- _AVAILABLE DATA_

====================

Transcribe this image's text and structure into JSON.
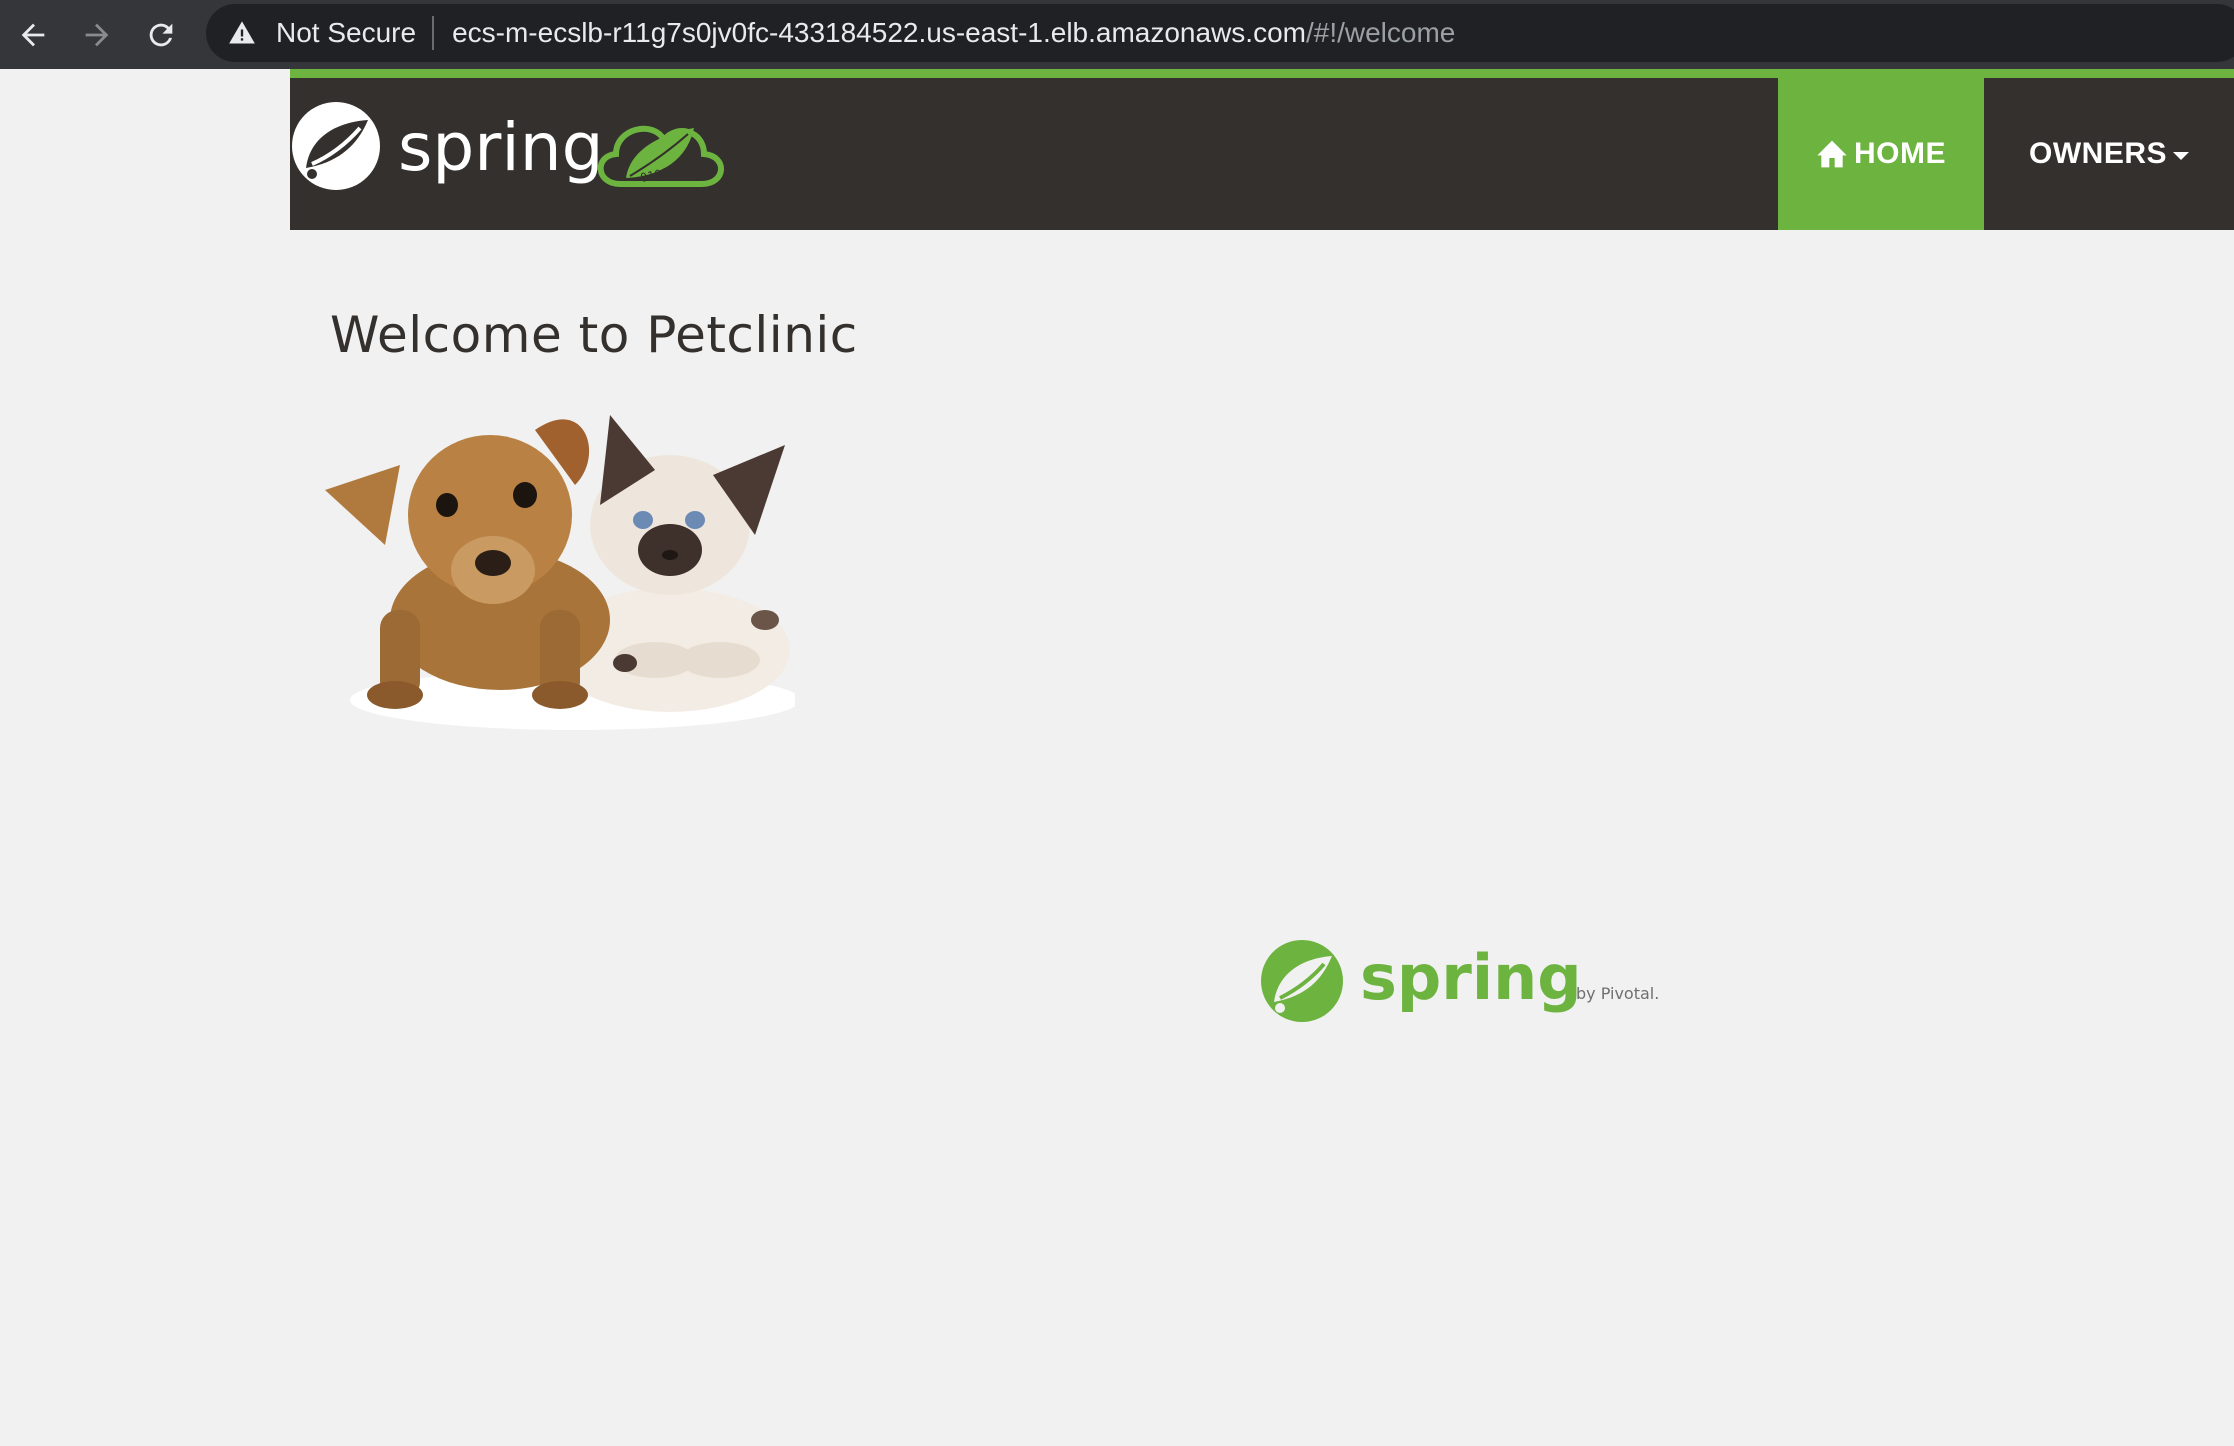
{
  "browser": {
    "security_label": "Not Secure",
    "url_host": "ecs-m-ecslb-r11g7s0jv0fc-433184522.us-east-1.elb.amazonaws.com",
    "url_path": "/#!/welcome"
  },
  "navbar": {
    "brand_text": "spring",
    "badge_text": "01010",
    "items": [
      {
        "label": "HOME",
        "icon": "home-icon",
        "active": true
      },
      {
        "label": "OWNERS",
        "icon": "caret-down-icon",
        "active": false
      }
    ]
  },
  "main": {
    "title": "Welcome to Petclinic"
  },
  "footer": {
    "logo_text": "spring",
    "logo_sub": "by Pivotal."
  },
  "colors": {
    "brand_green": "#6db33f",
    "navbar_bg": "#34302d",
    "page_bg": "#f1f1f1",
    "browser_chrome": "#35363a"
  }
}
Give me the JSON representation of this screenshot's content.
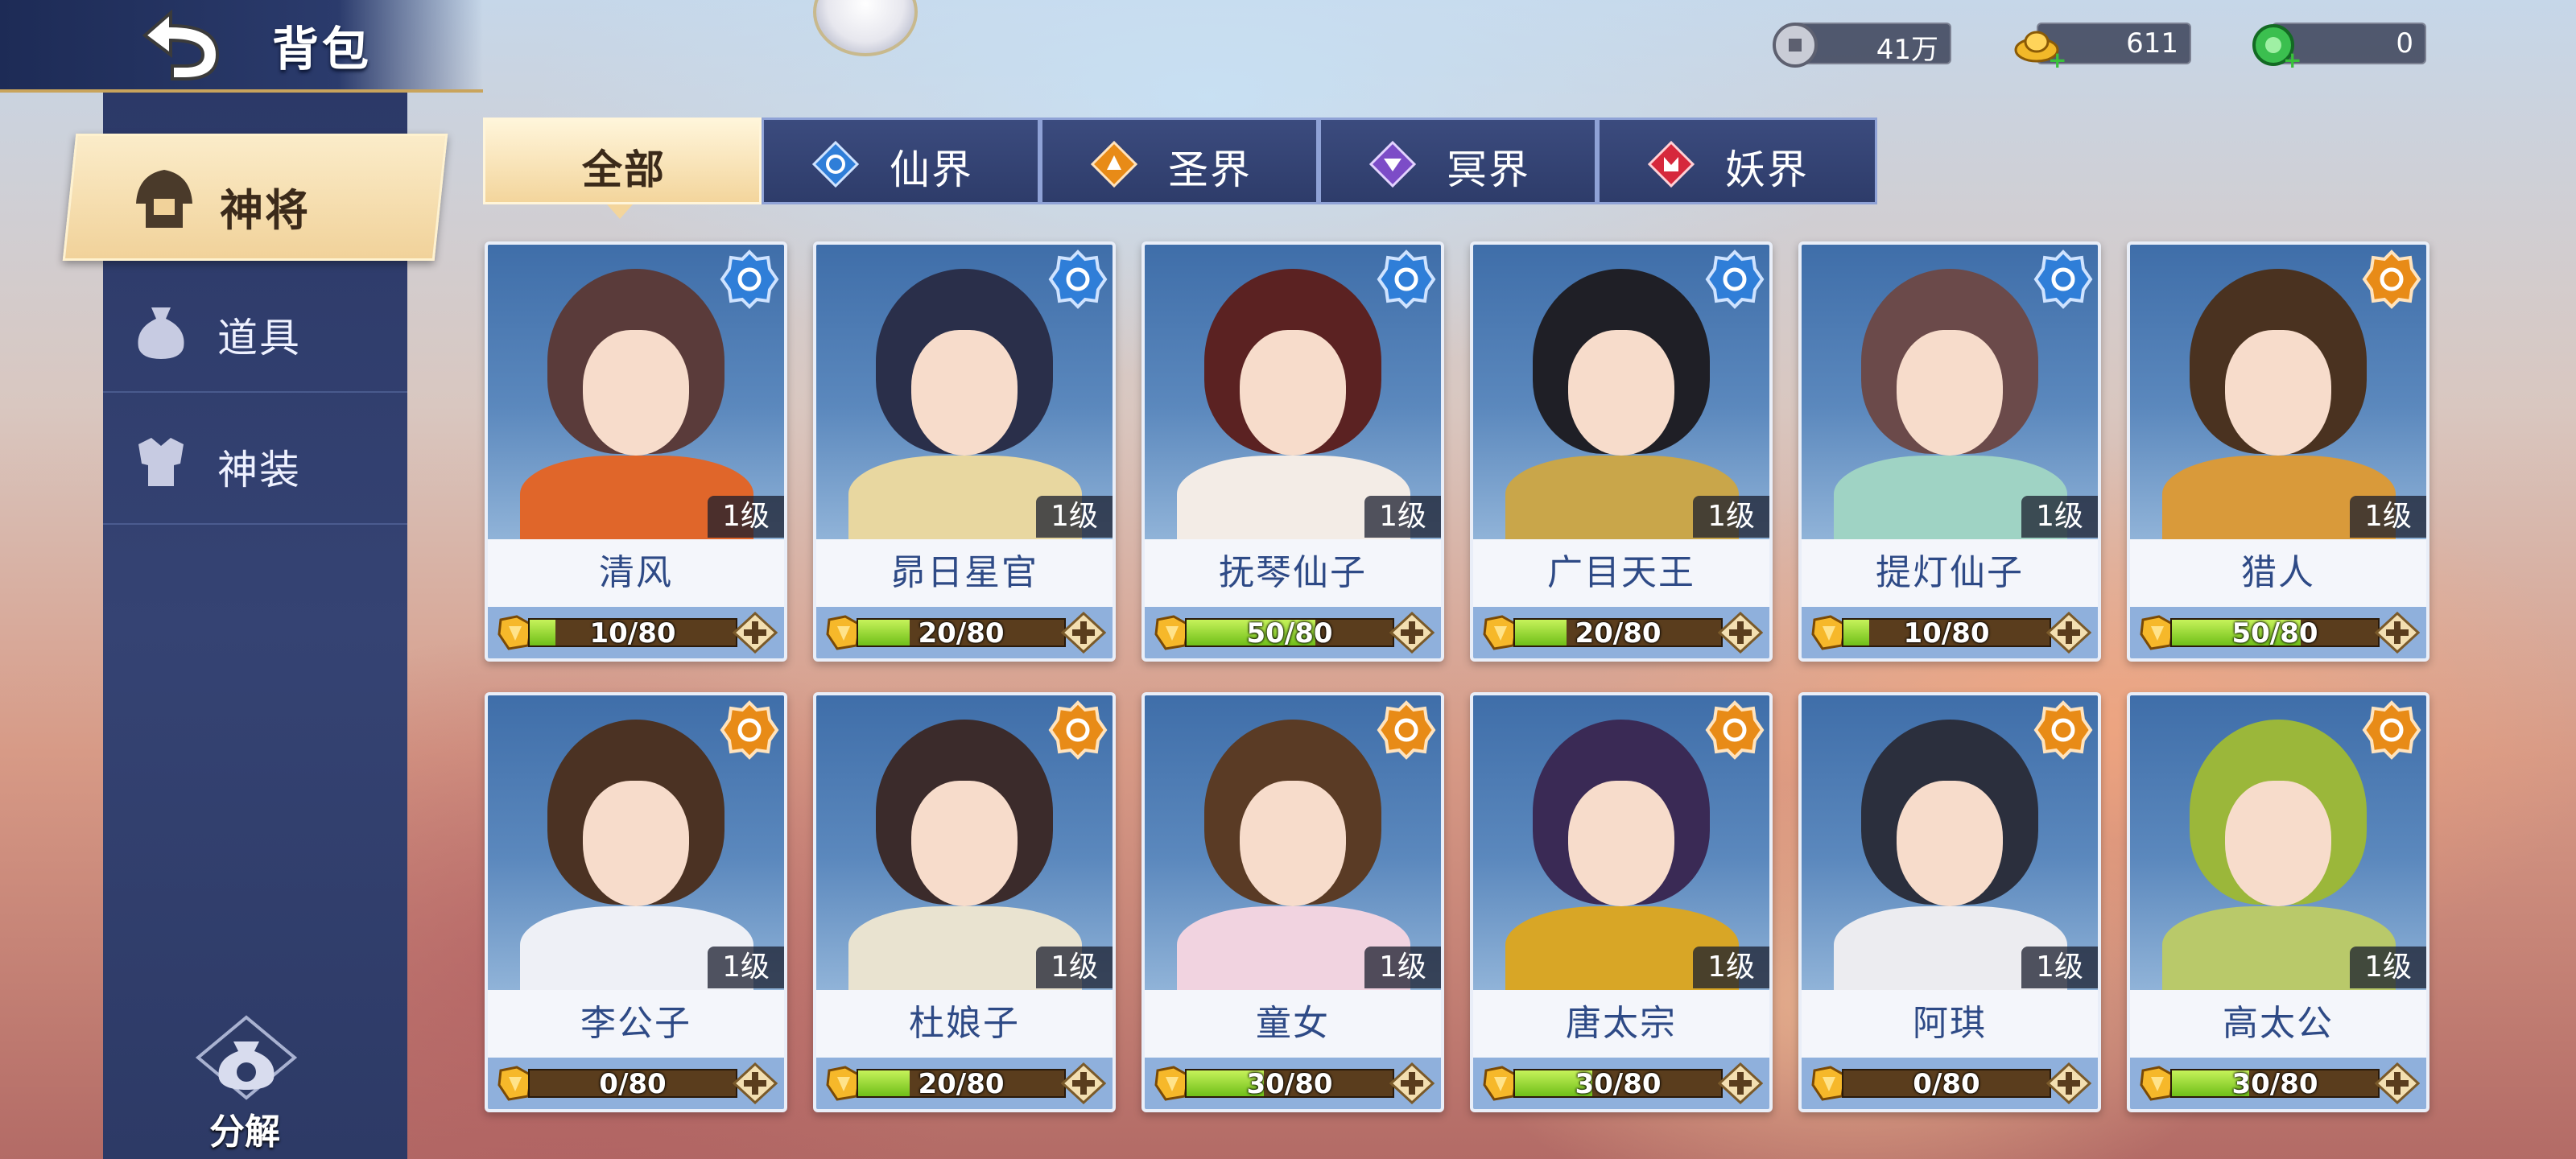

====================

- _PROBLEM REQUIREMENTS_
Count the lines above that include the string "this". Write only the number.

- _SOLUTION_
2